In the first of the cases, purchaser P&P Property Ltd (P&P) brought claims against the vendor's solicitors, Owen White & Catlin LLP (OWC), for breach of warranty as to their authority to conclude the sale of the property; breach of undertaking as to their authority to receive the purchase money on behalf of the true owner under the Code; negligence; and breach of trust. In the second case, purchaser Dreamvar Ltd brought similar proceedings against the vendor's solicitors; but also against their own solicitors, Mishcon de Reya (MdR), for negligence and breach of trust.

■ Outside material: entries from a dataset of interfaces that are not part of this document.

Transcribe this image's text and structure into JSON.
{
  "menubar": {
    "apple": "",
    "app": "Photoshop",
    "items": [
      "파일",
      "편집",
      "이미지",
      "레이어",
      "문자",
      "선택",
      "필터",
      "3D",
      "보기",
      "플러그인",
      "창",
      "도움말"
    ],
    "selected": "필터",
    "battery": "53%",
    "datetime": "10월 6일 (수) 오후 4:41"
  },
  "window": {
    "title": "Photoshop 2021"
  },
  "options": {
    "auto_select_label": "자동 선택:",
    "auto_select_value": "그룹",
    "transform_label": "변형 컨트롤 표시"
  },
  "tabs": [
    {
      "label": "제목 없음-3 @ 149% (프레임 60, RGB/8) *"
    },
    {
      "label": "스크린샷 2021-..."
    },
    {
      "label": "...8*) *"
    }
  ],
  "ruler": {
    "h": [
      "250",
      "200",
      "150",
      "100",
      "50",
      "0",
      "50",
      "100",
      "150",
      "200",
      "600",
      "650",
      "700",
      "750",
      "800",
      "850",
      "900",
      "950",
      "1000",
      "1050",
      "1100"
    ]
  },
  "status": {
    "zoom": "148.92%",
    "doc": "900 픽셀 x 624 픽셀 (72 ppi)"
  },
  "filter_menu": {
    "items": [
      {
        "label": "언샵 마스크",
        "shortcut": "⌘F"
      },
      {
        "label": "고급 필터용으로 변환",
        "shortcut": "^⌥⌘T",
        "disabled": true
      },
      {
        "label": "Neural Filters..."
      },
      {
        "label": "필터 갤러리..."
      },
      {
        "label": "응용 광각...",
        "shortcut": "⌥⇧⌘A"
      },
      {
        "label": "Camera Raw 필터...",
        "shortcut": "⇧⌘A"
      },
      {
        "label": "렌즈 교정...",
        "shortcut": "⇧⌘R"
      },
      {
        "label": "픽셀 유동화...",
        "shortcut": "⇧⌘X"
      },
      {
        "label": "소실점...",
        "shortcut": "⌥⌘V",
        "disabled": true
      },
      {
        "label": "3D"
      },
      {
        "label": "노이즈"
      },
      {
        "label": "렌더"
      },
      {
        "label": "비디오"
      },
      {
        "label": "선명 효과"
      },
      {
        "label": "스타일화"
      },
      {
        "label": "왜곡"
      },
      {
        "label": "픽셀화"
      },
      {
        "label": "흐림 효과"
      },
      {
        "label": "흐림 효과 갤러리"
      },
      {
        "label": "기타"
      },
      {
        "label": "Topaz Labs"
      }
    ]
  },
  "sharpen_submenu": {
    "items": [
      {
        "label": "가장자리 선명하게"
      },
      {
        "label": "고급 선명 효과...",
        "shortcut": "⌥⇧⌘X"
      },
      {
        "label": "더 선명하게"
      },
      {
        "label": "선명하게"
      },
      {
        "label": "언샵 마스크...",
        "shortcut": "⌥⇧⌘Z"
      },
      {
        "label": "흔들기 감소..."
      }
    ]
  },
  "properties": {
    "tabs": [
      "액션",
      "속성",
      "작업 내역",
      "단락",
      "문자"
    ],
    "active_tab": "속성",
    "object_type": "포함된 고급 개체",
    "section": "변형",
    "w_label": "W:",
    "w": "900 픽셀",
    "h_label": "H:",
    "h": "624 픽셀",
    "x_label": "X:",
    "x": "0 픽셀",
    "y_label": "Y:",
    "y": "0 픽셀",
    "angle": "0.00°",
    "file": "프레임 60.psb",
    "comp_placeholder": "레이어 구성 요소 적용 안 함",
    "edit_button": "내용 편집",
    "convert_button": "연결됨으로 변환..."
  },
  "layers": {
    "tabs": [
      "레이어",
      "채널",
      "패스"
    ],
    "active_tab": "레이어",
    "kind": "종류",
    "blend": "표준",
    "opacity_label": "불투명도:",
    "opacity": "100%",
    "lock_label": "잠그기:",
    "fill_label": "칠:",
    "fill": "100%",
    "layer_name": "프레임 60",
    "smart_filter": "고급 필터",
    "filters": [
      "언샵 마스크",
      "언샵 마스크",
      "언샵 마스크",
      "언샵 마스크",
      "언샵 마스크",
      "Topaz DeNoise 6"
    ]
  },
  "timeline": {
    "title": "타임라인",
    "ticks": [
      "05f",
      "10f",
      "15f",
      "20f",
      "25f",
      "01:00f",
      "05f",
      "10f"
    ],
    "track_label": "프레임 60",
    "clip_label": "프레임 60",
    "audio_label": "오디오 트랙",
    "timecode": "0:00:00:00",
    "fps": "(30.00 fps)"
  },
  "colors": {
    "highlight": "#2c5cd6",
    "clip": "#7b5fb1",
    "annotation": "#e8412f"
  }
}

At first instance, the court rejected all of P&P and Dreamvar's claims against the vendor's solicitors but found in favour of Dreamvar in its breach of trust claim against MdR. The court then decided, to the surprise of many in the industry, against exercising its discretion under section 61 of the 1925 Trustee Act to exonerate MdR from liability, notwithstanding it having found that the acting solicitor at MdR had acted "honestly and reasonably" and had adhered to best practice throughout. In the court's view, the disastrous consequences of the fraud for Dreamvar, which had no insurance against fraud and had been left on the verge of insolvency, justified it not exercising its section 61 discretion in favour of MdR, which was fully insured against liability for breach of trust.
The Court of Appeal, after re-examining both of these decisions, reversed the High Court's decision and held that the fraudulent sellers' solicitors were in fact liable in both breach of trust and breach of their undertakings under the Code. One of those firms sought relief under section 61 in relation to the breach of trust, and the court refused to grant this. The court also found that one of the firms of solicitors acting for a fraudulent seller had given and breached a warranty as to the identity of its client, although as there had been no reliance on this the claim for breach of warranty failed.
It held that negligence claims against these firms had to fail, agreeing with the High Court, pointing out that the anti-money laundering regulations are designed to deter money laundering and terrorist financing rather than combat fraud.
The Court of Appeal also upheld the High Court's decision not to grant MdR relief under section 61. It found that the judge was entitled to take into account the financial consequences of MdR's breach of trust on Dreamvar, as well as MdR's own insurance position. The fact that the Court of Appeal had come to a different conclusion on the question of liability of the fraudulent seller's solicitors gave MdR a route by which it could seek a contribution and/or indemnity from them, but the court's "assessment of the reasonableness of its conduct and the inequality of position between it and its former client remain the same", Lord Justice Patten said.
In a short dissenting judgment on this point, Court of Appeal vice-president Lady Justice Gloucester said that MdR should be granted relief under section 61 now that it had been held that the fraudulent seller's solicitors were in breach of trust. She noted that MdR had not acted dishonestly, and added that "the court's sympathy should [not] be with one commercial party ... rather than another, simply because one, and not the other, has insurance".
"The practical effect of this decision is to place the risk of identity fraud in property transactions on the legal profession - which may, in turn, lead to insurers seeking to increase indemnity insurance premiums for firms with large property practices," said property disputes expert Siobhan Cross of Pinsent Masons.